* Problem: Please copy each line below that contains the string "JSON".

* Information supplied:
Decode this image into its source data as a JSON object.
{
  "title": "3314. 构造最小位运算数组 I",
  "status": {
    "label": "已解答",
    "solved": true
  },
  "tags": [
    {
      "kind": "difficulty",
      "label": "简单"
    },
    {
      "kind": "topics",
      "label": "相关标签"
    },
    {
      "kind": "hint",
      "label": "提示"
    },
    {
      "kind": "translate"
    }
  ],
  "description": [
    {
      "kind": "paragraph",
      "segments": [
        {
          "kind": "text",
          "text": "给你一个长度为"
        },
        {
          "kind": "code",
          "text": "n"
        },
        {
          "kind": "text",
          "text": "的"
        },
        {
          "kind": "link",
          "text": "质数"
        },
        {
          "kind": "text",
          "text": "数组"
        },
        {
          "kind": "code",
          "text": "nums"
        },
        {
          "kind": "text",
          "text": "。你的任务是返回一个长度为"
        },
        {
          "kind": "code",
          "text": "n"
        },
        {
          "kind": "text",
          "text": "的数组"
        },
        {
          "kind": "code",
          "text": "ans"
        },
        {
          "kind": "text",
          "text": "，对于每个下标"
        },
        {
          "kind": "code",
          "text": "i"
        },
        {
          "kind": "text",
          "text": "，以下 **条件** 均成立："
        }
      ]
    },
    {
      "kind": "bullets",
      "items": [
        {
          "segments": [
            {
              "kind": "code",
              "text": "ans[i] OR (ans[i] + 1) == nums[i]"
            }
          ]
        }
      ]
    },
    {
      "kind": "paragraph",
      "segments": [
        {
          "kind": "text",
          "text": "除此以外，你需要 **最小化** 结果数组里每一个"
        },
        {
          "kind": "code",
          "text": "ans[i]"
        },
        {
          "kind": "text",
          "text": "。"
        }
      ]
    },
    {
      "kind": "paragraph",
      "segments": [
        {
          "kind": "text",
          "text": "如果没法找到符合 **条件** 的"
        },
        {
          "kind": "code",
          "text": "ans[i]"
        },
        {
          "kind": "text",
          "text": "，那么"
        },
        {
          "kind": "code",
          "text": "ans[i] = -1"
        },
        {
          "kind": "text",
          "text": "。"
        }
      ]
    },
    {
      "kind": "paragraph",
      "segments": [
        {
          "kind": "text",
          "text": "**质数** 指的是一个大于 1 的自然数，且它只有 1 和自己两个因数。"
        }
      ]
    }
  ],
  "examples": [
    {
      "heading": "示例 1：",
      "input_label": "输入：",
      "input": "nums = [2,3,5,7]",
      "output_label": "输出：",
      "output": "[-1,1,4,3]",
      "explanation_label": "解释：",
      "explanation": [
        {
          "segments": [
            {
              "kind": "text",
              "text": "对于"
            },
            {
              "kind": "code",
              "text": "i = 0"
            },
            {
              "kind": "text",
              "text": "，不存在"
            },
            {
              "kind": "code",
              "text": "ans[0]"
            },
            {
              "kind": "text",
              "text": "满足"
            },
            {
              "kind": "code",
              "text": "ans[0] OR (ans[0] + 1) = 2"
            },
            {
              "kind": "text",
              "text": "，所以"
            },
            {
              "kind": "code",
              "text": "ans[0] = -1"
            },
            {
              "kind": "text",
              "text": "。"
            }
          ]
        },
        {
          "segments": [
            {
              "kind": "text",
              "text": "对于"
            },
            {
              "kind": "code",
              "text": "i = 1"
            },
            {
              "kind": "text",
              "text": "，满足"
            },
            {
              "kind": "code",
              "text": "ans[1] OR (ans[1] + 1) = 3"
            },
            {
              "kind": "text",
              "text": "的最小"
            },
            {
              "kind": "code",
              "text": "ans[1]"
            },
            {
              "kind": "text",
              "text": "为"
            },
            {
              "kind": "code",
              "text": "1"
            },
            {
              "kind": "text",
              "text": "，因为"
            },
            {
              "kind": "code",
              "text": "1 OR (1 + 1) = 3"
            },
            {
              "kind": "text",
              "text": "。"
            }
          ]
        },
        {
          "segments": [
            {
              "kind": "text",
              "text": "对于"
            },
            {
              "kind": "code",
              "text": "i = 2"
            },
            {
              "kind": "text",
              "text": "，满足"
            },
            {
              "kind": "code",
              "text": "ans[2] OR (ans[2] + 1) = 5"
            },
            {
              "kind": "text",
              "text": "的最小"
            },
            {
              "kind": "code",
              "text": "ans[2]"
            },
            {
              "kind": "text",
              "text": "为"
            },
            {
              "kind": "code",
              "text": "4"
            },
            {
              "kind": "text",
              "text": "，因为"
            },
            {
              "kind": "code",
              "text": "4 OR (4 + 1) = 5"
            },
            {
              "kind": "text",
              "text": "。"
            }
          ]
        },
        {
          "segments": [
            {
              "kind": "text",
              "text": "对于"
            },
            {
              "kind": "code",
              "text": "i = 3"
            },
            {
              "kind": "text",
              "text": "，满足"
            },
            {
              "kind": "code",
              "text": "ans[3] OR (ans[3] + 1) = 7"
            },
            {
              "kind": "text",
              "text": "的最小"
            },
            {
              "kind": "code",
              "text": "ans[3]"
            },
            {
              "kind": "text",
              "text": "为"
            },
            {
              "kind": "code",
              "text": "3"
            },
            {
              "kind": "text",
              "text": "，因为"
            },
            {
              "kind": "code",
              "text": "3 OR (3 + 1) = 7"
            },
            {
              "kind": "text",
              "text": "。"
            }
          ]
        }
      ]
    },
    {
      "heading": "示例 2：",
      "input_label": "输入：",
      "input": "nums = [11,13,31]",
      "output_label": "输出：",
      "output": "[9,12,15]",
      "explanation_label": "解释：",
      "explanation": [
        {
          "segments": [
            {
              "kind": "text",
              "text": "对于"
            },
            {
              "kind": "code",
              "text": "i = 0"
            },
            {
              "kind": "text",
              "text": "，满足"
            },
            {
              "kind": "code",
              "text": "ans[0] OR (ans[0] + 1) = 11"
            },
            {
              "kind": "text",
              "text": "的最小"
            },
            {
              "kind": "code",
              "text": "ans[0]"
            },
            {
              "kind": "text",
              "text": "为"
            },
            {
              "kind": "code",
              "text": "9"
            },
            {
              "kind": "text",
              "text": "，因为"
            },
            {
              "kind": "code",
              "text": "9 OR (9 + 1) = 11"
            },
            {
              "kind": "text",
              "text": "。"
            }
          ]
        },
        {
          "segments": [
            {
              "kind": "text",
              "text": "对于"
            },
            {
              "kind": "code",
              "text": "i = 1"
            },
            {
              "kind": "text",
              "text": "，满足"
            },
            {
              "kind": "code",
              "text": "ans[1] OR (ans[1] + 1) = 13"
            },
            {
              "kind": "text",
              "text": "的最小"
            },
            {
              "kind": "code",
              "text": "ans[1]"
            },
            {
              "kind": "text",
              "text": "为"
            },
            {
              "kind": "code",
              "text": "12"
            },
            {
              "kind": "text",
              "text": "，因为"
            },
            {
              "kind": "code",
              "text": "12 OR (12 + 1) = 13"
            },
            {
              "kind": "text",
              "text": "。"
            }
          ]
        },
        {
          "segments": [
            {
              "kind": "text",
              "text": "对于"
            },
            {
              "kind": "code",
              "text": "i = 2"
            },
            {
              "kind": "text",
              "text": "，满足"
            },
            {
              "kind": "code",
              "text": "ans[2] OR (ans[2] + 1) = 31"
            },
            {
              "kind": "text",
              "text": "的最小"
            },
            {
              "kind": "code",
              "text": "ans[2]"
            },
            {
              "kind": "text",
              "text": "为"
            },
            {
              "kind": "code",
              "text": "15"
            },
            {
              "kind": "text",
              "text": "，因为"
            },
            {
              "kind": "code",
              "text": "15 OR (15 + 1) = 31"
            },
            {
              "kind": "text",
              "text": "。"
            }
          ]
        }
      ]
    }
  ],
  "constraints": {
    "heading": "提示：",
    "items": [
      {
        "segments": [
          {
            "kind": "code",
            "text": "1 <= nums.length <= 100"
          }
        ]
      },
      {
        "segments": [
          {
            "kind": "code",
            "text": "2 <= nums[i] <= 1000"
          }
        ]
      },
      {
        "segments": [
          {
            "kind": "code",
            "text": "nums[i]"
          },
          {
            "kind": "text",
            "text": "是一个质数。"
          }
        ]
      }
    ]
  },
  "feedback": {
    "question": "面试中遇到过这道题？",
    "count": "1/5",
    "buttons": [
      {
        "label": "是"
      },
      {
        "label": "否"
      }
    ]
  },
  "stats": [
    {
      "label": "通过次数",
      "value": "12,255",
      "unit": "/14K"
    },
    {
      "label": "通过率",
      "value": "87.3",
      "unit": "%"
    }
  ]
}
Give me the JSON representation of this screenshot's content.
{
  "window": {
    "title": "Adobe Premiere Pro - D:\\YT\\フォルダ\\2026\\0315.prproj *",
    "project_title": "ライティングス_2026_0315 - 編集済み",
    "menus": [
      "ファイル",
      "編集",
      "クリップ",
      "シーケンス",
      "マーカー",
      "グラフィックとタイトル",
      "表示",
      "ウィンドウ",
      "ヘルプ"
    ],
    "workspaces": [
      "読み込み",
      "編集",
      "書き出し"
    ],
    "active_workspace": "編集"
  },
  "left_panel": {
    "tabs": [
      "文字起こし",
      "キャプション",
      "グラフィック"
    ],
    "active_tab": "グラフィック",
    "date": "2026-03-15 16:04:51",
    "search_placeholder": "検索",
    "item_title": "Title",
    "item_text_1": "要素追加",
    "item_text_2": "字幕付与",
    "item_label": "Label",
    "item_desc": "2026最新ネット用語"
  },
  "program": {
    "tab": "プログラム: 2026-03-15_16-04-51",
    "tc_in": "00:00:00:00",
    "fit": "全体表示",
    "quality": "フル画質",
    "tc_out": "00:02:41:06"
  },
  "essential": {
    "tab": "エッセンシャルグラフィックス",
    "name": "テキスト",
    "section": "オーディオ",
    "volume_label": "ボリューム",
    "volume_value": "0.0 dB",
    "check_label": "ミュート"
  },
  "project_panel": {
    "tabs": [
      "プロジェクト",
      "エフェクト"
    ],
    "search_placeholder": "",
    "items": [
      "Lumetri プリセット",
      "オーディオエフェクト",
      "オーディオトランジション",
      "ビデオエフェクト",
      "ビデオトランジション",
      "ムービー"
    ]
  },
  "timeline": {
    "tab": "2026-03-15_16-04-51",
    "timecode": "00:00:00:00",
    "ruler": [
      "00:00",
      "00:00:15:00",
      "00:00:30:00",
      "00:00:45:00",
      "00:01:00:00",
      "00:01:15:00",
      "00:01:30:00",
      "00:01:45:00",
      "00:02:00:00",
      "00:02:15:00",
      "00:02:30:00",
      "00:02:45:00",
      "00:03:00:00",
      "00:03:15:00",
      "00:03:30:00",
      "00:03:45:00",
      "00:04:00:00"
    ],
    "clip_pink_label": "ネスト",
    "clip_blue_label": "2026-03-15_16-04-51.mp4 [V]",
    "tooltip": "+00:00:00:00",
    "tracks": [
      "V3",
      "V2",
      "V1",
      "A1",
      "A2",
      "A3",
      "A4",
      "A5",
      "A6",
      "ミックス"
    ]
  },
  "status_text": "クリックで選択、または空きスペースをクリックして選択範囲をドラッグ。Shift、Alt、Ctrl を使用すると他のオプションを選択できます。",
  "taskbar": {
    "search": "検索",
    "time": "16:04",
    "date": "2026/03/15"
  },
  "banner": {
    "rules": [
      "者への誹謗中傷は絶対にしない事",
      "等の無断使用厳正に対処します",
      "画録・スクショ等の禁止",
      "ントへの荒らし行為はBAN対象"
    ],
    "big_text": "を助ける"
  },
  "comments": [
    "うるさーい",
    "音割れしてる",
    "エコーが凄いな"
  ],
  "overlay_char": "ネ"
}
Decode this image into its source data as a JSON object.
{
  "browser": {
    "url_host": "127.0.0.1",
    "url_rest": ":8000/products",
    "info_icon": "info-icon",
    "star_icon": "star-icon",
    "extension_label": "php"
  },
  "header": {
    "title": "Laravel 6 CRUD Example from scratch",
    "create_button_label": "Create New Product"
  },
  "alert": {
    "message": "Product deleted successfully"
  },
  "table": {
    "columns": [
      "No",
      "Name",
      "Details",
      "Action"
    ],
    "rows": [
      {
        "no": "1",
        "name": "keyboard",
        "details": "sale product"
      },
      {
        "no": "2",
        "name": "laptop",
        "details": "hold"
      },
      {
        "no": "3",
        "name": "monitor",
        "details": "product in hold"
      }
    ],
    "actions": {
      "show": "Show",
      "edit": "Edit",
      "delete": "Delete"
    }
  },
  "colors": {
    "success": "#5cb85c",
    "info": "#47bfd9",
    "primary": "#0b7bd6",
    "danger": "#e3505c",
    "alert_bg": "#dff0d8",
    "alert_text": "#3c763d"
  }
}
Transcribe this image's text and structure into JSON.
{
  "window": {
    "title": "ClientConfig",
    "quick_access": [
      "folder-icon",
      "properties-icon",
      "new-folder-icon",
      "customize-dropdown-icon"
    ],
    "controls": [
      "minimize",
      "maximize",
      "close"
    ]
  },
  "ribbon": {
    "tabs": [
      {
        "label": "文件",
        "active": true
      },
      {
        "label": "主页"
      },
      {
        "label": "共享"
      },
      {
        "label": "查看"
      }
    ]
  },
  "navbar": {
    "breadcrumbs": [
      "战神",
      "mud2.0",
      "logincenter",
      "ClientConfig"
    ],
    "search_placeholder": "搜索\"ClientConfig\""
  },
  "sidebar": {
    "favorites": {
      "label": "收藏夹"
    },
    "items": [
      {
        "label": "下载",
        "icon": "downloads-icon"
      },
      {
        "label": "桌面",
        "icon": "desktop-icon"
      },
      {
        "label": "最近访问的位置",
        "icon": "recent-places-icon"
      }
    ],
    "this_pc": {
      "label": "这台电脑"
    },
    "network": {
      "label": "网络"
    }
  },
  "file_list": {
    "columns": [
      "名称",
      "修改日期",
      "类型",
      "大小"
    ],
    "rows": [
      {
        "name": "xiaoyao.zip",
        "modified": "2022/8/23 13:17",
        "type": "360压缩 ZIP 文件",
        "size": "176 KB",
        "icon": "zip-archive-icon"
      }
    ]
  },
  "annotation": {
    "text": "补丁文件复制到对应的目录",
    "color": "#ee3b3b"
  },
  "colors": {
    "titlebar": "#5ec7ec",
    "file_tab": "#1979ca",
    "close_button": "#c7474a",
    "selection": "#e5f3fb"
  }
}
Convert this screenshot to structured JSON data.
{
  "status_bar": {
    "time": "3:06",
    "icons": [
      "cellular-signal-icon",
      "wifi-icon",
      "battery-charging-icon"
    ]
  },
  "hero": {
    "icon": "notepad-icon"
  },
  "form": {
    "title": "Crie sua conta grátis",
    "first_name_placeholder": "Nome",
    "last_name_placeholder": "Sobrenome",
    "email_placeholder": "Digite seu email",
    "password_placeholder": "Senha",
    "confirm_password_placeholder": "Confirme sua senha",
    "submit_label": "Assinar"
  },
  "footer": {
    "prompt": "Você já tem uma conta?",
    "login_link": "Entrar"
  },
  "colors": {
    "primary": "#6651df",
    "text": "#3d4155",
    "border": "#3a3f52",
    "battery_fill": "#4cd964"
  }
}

* Your solution:
Decode this image into its source data as a JSON object.
Give me the JSON representation of this screenshot's content.
Decode this image into its source data as a JSON object.
Transcribe this image's text and structure into JSON.
Convert this screenshot to structured JSON data.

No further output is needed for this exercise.